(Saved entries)

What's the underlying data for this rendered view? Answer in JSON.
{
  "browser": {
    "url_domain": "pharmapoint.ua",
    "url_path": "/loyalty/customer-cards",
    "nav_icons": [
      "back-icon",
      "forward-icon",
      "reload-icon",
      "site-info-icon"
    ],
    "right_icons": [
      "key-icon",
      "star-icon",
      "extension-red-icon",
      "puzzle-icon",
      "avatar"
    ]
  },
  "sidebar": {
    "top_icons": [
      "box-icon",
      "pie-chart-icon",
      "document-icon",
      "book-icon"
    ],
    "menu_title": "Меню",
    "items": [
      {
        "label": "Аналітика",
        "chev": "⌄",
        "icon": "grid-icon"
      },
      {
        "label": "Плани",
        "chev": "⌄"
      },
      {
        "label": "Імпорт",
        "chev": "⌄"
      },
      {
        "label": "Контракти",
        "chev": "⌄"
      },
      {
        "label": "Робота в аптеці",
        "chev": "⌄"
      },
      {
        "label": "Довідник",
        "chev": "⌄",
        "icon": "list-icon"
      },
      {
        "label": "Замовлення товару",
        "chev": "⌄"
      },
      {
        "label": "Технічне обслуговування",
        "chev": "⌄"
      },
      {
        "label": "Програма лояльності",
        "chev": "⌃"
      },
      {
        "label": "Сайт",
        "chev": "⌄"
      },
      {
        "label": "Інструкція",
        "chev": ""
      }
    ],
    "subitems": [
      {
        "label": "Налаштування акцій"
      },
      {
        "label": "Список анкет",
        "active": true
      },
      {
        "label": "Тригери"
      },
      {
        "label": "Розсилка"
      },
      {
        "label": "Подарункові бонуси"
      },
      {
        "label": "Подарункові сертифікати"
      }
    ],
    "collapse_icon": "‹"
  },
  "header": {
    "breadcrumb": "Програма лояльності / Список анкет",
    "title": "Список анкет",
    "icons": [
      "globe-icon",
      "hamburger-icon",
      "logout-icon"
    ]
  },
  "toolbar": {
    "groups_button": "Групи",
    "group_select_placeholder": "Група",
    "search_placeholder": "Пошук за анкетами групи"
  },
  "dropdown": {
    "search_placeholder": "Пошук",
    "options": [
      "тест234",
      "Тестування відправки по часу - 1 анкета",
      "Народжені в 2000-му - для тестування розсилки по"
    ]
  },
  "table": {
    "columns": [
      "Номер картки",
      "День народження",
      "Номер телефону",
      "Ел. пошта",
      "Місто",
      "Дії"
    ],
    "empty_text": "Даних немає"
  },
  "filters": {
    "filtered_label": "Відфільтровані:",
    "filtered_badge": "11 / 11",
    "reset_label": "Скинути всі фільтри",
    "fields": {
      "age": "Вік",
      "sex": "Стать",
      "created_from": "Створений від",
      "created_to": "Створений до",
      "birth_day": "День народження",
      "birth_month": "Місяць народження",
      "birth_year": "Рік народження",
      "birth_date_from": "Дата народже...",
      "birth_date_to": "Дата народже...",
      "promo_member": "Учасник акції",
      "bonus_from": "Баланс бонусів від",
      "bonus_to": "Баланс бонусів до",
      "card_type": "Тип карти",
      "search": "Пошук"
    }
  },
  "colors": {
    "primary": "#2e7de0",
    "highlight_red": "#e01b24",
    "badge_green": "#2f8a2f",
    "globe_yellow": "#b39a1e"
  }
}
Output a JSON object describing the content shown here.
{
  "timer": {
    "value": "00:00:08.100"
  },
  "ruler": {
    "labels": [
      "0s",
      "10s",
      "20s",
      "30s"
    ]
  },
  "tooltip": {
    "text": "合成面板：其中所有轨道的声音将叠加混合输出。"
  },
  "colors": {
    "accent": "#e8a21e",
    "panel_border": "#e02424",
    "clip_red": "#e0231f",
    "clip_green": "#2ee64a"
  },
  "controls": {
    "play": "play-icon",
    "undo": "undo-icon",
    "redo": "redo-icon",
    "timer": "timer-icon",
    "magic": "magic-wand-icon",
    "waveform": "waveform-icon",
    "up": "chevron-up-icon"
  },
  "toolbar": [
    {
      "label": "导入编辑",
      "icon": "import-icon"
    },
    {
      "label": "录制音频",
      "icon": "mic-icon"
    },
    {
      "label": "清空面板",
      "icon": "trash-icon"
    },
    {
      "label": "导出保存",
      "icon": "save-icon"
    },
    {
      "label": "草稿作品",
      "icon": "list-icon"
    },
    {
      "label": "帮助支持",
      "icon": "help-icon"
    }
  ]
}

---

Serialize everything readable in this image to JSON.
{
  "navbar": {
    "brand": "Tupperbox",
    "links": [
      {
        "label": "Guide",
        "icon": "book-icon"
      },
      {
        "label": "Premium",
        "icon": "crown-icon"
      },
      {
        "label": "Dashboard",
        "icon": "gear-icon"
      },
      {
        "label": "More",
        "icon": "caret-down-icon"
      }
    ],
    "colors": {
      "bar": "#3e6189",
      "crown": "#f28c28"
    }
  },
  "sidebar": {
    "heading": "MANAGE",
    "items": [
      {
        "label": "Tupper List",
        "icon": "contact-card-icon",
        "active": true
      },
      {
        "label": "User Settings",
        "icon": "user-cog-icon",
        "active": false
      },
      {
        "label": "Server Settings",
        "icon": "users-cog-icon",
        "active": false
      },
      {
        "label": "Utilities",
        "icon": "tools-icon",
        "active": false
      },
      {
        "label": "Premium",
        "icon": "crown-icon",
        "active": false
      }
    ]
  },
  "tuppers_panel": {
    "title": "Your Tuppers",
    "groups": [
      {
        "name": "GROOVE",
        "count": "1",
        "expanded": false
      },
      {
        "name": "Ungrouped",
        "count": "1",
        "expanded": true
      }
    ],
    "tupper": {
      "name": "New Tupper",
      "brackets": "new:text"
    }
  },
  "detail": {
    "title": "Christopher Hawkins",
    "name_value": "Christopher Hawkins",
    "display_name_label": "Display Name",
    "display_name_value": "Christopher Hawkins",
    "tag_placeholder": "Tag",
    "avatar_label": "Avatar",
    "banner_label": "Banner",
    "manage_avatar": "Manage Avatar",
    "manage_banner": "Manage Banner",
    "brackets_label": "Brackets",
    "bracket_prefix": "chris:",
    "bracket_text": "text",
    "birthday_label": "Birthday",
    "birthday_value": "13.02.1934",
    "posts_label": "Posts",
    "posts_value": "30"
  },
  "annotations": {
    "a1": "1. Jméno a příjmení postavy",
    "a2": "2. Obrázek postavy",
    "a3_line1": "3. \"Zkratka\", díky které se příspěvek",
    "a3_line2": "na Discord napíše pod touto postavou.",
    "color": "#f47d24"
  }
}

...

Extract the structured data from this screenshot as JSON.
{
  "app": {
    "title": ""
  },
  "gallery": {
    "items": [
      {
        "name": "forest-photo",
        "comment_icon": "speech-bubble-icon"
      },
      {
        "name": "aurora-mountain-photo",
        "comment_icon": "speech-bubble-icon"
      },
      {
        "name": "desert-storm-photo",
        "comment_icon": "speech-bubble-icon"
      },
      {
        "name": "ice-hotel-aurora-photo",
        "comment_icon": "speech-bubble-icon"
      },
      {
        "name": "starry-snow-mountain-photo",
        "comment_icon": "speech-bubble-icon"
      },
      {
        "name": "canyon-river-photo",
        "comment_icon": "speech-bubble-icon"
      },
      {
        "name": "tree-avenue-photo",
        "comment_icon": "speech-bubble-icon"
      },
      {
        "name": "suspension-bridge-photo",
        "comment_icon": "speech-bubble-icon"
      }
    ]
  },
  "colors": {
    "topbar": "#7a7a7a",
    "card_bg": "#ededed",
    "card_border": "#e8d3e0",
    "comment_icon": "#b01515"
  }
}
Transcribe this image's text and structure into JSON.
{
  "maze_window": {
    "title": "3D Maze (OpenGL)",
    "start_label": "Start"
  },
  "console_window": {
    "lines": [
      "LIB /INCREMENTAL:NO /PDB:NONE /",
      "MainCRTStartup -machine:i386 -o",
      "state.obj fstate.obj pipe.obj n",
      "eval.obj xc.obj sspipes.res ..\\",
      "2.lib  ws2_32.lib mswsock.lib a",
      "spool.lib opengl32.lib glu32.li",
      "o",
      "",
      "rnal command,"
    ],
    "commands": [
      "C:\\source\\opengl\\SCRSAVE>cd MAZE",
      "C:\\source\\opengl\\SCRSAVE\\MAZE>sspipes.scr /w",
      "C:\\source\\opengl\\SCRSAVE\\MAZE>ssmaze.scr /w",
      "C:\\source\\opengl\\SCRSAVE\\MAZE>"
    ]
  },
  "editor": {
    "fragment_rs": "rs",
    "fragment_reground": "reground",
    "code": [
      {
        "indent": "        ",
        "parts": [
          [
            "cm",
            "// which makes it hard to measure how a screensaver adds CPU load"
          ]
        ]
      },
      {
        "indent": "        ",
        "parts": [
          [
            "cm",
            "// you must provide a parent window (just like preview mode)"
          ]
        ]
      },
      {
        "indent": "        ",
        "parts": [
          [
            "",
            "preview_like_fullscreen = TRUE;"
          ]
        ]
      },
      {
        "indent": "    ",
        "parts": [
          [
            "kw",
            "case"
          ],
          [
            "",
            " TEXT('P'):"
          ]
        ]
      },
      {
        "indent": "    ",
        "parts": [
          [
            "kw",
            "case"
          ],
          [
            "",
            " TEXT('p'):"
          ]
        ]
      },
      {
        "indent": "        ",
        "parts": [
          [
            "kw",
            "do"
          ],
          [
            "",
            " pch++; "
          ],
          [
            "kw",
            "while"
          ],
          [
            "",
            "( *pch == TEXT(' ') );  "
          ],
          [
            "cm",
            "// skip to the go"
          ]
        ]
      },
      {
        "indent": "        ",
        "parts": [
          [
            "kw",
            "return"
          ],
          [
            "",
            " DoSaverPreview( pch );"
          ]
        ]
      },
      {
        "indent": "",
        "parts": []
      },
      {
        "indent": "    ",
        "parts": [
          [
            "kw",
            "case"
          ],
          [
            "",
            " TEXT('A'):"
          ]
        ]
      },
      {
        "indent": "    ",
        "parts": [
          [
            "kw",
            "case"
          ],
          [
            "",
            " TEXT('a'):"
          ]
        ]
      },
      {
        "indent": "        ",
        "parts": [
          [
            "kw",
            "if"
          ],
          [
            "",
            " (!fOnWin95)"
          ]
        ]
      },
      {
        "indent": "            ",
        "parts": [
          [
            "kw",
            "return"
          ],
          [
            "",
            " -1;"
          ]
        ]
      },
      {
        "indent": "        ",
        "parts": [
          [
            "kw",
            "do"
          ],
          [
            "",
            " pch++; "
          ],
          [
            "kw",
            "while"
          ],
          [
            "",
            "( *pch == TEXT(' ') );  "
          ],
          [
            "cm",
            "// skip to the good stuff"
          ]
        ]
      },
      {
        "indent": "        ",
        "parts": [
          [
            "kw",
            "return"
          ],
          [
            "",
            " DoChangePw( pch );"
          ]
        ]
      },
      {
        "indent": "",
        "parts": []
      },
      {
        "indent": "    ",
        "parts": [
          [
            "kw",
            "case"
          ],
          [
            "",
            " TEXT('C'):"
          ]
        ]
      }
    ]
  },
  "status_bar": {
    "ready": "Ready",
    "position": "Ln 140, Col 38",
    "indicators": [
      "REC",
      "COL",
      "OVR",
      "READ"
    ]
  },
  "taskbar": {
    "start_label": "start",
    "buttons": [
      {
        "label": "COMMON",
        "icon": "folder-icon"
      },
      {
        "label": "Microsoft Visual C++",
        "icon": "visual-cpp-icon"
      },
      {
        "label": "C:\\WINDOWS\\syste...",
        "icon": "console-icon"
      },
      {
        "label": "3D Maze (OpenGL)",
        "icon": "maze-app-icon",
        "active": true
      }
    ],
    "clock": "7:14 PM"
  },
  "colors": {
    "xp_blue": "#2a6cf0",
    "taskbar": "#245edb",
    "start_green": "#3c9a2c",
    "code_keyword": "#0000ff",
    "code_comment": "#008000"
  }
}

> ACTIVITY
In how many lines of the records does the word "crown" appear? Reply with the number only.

> ANSWER TO THIS TASK
3